“I’ve got to let people find me..” Barry Bannan opens up on challenging new Sheffield Wednesday role

Barry Bannan has detailed the challenge of adapting to his new role at Sheffield Wednesday - and how studying some of the great Spanish sides is helping him achieve that.
Watch more of our videos on Shots! 
and live on Freeview channel 276
Visit Shots! now

The Owls skipper - the fulcrum of Wednesday’s play in recent years - has been stationed higher up the pitch under new manager Xisco and in a role he describes as much more disciplined both on and off the ball.

The entire squad are undertaking a voyage of discovery in what has been dubbed ‘Xisco Ball’, a more continental style of play that all have insisted will take time to instill, particularly given the Spanish boss’ late arrival to S6 this summer.

Hide Ad
Hide Ad

The Wednesday boss has described his players as ‘learner drivers’ at this stage of the process and has asked for patience among the fan base while his methods are dripped in to become second nature.

Wednesday played out a late 2-1 defeat to promotion favourites Southampton on Friday evening in a match that saw them have only 20% possession, with Bannan taking only 43 touches, a figure far less than he would usually enjoy, particularly at home.

The Scot is looking forward to the challenge of adapting to the job he is being asked to perform.

He told The Star: “It’s me having to realise I have to be more patient with us before I would get attracted to where the ball is and want to get onto the ball and make things happen.

Hide Ad
Hide Ad

“This is more about staying in your position, being positionally strong and knowing that later on it’ll come to you.

“That’s the hardest part for me at the minute, trying to stay away from the ball and wait for it to come to me. Most of my career I’ve tried to get on the ball and make things happen, to now staying away from it will be hard.

“I’ve spoken to the gaffer at length. It has its strengths and obviously when I do get the ball, I’ll be in a better position to make things happen.

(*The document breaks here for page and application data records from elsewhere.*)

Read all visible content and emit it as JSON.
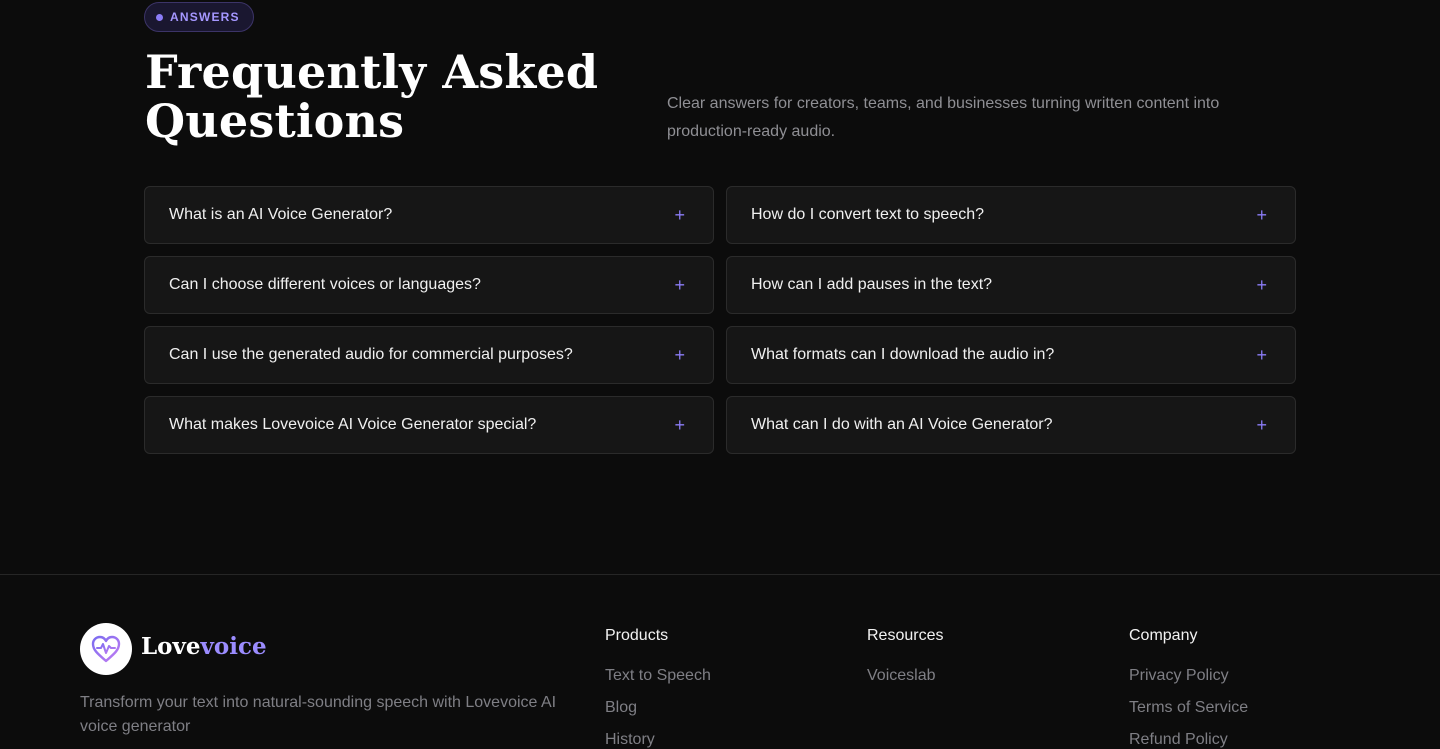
{
  "badge": {
    "label": "ANSWERS"
  },
  "faq": {
    "title_line1": "Frequently Asked",
    "title_line2": "Questions",
    "subtitle": "Clear answers for creators, teams, and businesses turning written content into production-ready audio.",
    "expand_icon": "+",
    "questions": [
      "What is an AI Voice Generator?",
      "How do I convert text to speech?",
      "Can I choose different voices or languages?",
      "How can I add pauses in the text?",
      "Can I use the generated audio for commercial purposes?",
      "What formats can I download the audio in?",
      "What makes Lovevoice AI Voice Generator special?",
      "What can I do with an AI Voice Generator?"
    ]
  },
  "footer": {
    "brand_part1": "Love",
    "brand_part2": "voice",
    "tagline": "Transform your text into natural-sounding speech with Lovevoice AI voice generator",
    "columns": {
      "products": {
        "heading": "Products",
        "links": [
          "Text to Speech",
          "Blog",
          "History"
        ]
      },
      "resources": {
        "heading": "Resources",
        "links": [
          "Voiceslab"
        ]
      },
      "company": {
        "heading": "Company",
        "links": [
          "Privacy Policy",
          "Terms of Service",
          "Refund Policy"
        ]
      }
    }
  },
  "colors": {
    "background": "#0c0c0c",
    "accent": "#8b7cf6",
    "card": "#161616",
    "muted_text": "#7f7f85"
  },
  "icons": {
    "logo": "heart-pulse-icon",
    "expand": "plus-icon"
  }
}
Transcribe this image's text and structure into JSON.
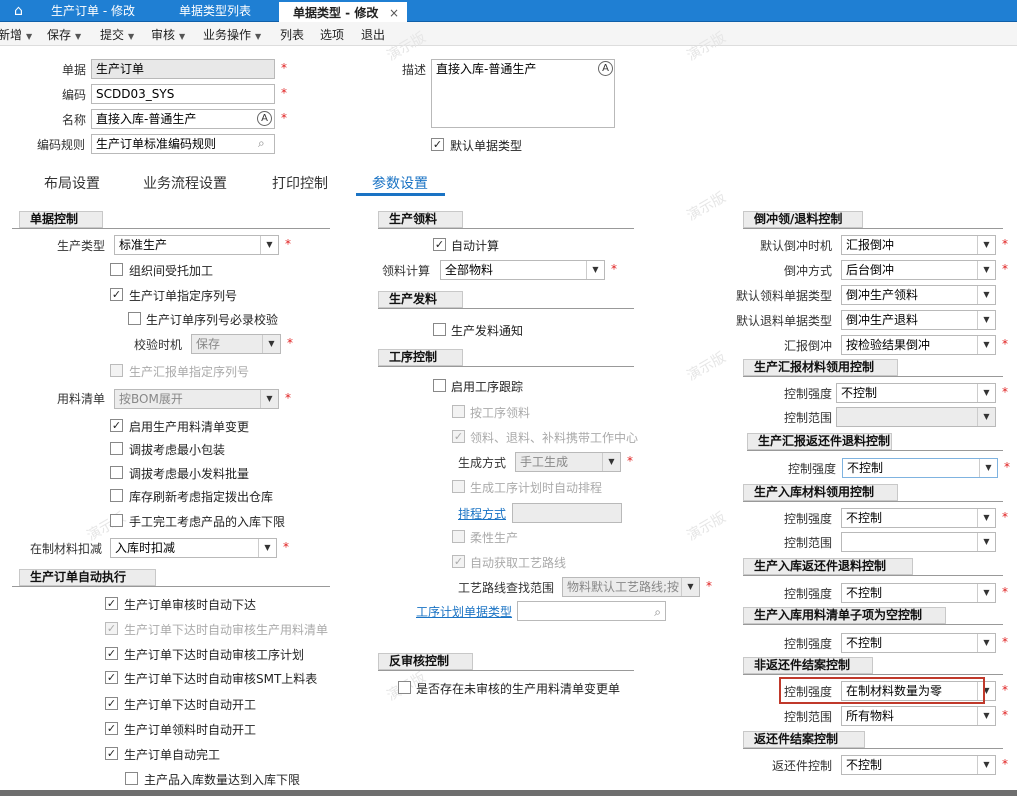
{
  "tabs": {
    "t1": "生产订单 - 修改",
    "t2": "单据类型列表",
    "t3": "单据类型 - 修改",
    "close": "×"
  },
  "toolbar": {
    "new": "新增",
    "save": "保存",
    "submit": "提交",
    "audit": "审核",
    "bizop": "业务操作",
    "list": "列表",
    "options": "选项",
    "exit": "退出",
    "caret": "▼"
  },
  "header": {
    "doc_label": "单据",
    "doc_value": "生产订单",
    "code_label": "编码",
    "code_value": "SCDD03_SYS",
    "name_label": "名称",
    "name_value": "直接入库-普通生产",
    "rule_label": "编码规则",
    "rule_value": "生产订单标准编码规则",
    "desc_label": "描述",
    "desc_value": "直接入库-普通生产",
    "default_label": "默认单据类型"
  },
  "ptabs": {
    "layout": "布局设置",
    "flow": "业务流程设置",
    "print": "打印控制",
    "param": "参数设置"
  },
  "left": {
    "sec1": "单据控制",
    "prod_type_label": "生产类型",
    "prod_type_value": "标准生产",
    "c1": "组织间受托加工",
    "c2": "生产订单指定序列号",
    "c3": "生产订单序列号必录校验",
    "check_time_label": "校验时机",
    "check_time_value": "保存",
    "c4": "生产汇报单指定序列号",
    "bom_label": "用料清单",
    "bom_value": "按BOM展开",
    "c5": "启用生产用料清单变更",
    "c6": "调拔考虑最小包装",
    "c7": "调拔考虑最小发料批量",
    "c8": "库存刷新考虑指定拨出仓库",
    "c9": "手工完工考虑产品的入库下限",
    "wip_label": "在制材料扣减",
    "wip_value": "入库时扣减",
    "sec2": "生产订单自动执行",
    "d1": "生产订单审核时自动下达",
    "d2": "生产订单下达时自动审核生产用料清单",
    "d3": "生产订单下达时自动审核工序计划",
    "d4": "生产订单下达时自动审核SMT上料表",
    "d5": "生产订单下达时自动开工",
    "d6": "生产订单领料时自动开工",
    "d7": "生产订单自动完工",
    "d8": "主产品入库数量达到入库下限"
  },
  "mid": {
    "sec1": "生产领料",
    "auto_calc": "自动计算",
    "pick_calc_label": "领料计算",
    "pick_calc_value": "全部物料",
    "sec2": "生产发料",
    "issue_notice": "生产发料通知",
    "sec3": "工序控制",
    "enable_route": "启用工序跟踪",
    "by_op_pick": "按工序领料",
    "carry": "领料、退料、补料携带工作中心",
    "gen_mode_label": "生成方式",
    "gen_mode_value": "手工生成",
    "auto_sched": "生成工序计划时自动排程",
    "sched_mode": "排程方式",
    "flex": "柔性生产",
    "auto_route": "自动获取工艺路线",
    "route_scope_label": "工艺路线查找范围",
    "route_scope_value": "物料默认工艺路线;按",
    "op_plan_type": "工序计划单据类型",
    "sec4": "反审核控制",
    "unaudited": "是否存在未审核的生产用料清单变更单"
  },
  "right": {
    "sec1": "倒冲领/退料控制",
    "r1l": "默认倒冲时机",
    "r1v": "汇报倒冲",
    "r2l": "倒冲方式",
    "r2v": "后台倒冲",
    "r3l": "默认领料单据类型",
    "r3v": "倒冲生产领料",
    "r4l": "默认退料单据类型",
    "r4v": "倒冲生产退料",
    "r5l": "汇报倒冲",
    "r5v": "按检验结果倒冲",
    "sec2": "生产汇报材料领用控制",
    "s2a_l": "控制强度",
    "s2a_v": "不控制",
    "s2b_l": "控制范围",
    "sec3": "生产汇报返还件退料控制",
    "s3a_l": "控制强度",
    "s3a_v": "不控制",
    "sec4": "生产入库材料领用控制",
    "s4a_l": "控制强度",
    "s4a_v": "不控制",
    "s4b_l": "控制范围",
    "sec5": "生产入库返还件退料控制",
    "s5a_l": "控制强度",
    "s5a_v": "不控制",
    "sec6": "生产入库用料清单子项为空控制",
    "s6a_l": "控制强度",
    "s6a_v": "不控制",
    "sec7": "非返还件结案控制",
    "s7a_l": "控制强度",
    "s7a_v": "在制材料数量为零",
    "s7b_l": "控制范围",
    "s7b_v": "所有物料",
    "sec8": "返还件结案控制",
    "s8a_l": "返还件控制",
    "s8a_v": "不控制"
  },
  "watermark": "演示版",
  "glyphs": {
    "home": "⌂",
    "star": "*",
    "check": "✓",
    "arrow": "▼",
    "search": "⌕",
    "a": "A"
  }
}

“I’m going to trust it and go with it because he’s trying to make me a better player, which will help the club as well.

Hide Ad
Hide Ad

“It’s something I’m looking forward to, it can improve me and it’s something I want to give my all.”

Bannan is 33, though his form and influence in matches over the last few seasons has shown no sign of slowing down.

While there was no insinuation of a tiring body, it was put to him in a press conference that a reduced workload could stand to extend his playing career.

He made clear that he is simply setting about performing the role his manager is asking of him - and will continue resisting his ‘Roy of the Rovers’ instincts for what Xisco sees to be of benefit of the team.

Positional discipline, he reiterated, is key.

Hide Ad
Hide Ad

“At this moment in time I feel like I did five or six years ago,” he said. “I don’t think it’s down to ageing legs, it’s down to the way the manager wants to play and it’s his system. It’s the Spanish way of playing.

“I’ve spent time away studying it, watching Spanish teams and you don’t really see them leave their position.

“They trust the other players on the ball and trust them to get it the players who are going to hurt the teams.

“It’s his style and they way they want to play than a case of prolonging my career. If it happened to be that I had to play the same way I had for the last couple of years and I had one or two years left doing that, if it was going to benefit the club of course I’d do that.

Hide Ad
Hide Ad

“He sees this as the best way for the club and for me, so I’ve got to give it a go and see where it takes me.”

The entire squad is navigating a different way of doing things under the new boss, with Friday night’s outing against a side littered with internationals, displaying a highly technical way of going about things both in and out of possession.

Wednesday had good moments in the game going forward and despite the landslide in possession given away to Southampton, spent large periods of the match reducing them to shots from outside the area. It’s a work in progress.

Alongside snappy and intense training sessions with the new coaching staff, Bannan has spent time away from the training ground studying videos of some of the great Spanish sides, drawing inspiration from past and modern greats.

Hide Ad
Hide Ad

“The Spanish national team I’ve watched quite a lot,” he said. “Barcelona, Busquets and how pivotal he has been to the that Barcelona team.

“I’ve been watching people in my position, Gavi and Pedri, people like that. You don’t really see them roaming around and dropping in. They always seem to receive the ball in the same places and when they get it, that’s when they get to work.

“It’s just about being patient and trying to drum that into my head rather than always be where the ball is. I’ve got to realise I’ve got to let people find me, really.”

Comment Guidelines

National World encourages reader discussion on our stories. User feedback, insights and back-and-forth exchanges add a rich layer of context to reporting. Please review our Community Guidelines before commenting.